FLAGSTAFF, Ariz. (AP) - One of the main reservoirs in the vast Colorado River water system that is struggling to serve the booming Southwest will get more water this year, but that won't be enough to pull Lake Mead back from near-record lows.
The water elevation in the reservoir behind Hoover Dam has alarmed water managers, farmers and cities throughout the region. They depend on it for some of their water supply amid a grueling drought.
Shortages aren't expected in the upcoming water year, but they are for the 2016 year.
The U.S. Bureau of Reclamation announced Wednesday that it will release 10 percent more water from Lake Powell near the Arizona-Utah border into Lake Mead than it did the past year, thanks to near-normal runoff.
The runoff from the Upper Colorado River basin was far less the two previous years.
Federal officials say they will send 8.23 million acre feet to Lake Mead, up from 7.48 million. An acre foot is about 325,850 gallons, or enough to cover a football field with a foot of water.
Despite the additional water, Lake Mead will remain near record lows. That's because more water will be delivered to cities, farms, American Indian communities and Mexico than Lake Mead will get from Lake Powell.
Lake Mead already is at its lowest point since Hoover Dam was completed and the lake was first filled in the 1930s.
The Bureau of Reclamation has projected Lake Mead will be at 1,083 feet in January, ensuring all water deliveries.
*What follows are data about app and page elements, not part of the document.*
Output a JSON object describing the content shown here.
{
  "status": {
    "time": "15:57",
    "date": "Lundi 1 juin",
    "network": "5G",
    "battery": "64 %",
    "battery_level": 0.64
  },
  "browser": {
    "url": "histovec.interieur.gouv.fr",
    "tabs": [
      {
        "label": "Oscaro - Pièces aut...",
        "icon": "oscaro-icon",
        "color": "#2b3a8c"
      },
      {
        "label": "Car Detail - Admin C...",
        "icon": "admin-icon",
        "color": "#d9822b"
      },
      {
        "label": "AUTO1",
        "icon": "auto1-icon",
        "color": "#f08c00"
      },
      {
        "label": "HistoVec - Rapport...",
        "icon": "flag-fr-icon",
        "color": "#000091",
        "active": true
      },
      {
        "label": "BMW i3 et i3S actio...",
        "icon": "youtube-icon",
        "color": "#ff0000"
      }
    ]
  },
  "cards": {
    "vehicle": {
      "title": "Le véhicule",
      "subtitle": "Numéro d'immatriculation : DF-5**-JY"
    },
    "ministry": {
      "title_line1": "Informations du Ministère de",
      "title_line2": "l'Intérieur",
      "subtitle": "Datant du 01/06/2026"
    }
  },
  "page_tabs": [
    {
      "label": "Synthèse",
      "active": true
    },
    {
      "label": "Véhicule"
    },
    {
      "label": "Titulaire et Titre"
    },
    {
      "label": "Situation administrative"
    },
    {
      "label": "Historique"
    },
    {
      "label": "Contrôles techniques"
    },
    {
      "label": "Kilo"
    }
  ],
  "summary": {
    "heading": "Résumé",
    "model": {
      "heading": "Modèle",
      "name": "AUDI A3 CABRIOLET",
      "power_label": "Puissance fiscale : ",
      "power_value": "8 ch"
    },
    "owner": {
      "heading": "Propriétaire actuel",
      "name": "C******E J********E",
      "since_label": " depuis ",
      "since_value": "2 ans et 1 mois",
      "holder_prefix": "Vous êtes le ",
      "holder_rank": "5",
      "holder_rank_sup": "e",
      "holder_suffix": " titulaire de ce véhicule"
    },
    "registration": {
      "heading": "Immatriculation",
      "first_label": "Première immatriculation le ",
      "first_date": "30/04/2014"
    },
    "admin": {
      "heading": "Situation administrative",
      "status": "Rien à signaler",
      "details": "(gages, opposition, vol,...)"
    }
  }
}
It is expected to fall to 1,075 for January 2016, triggering water cuts to Arizona and Nevada.
While water authorities say they've been saving water for potential dry days, some are already preparing for cuts.
Federal officials and water administrators in metro areas such as Las Vegas and Phoenix say they're committed to finding new ways to make every drop of river water count - from cloud seeding to pipelines to new reservoirs.
Colorado River basin supplies water to California, Arizona, Colorado, New Mexico, Nevada, Utah, Wyoming and part of Mexico.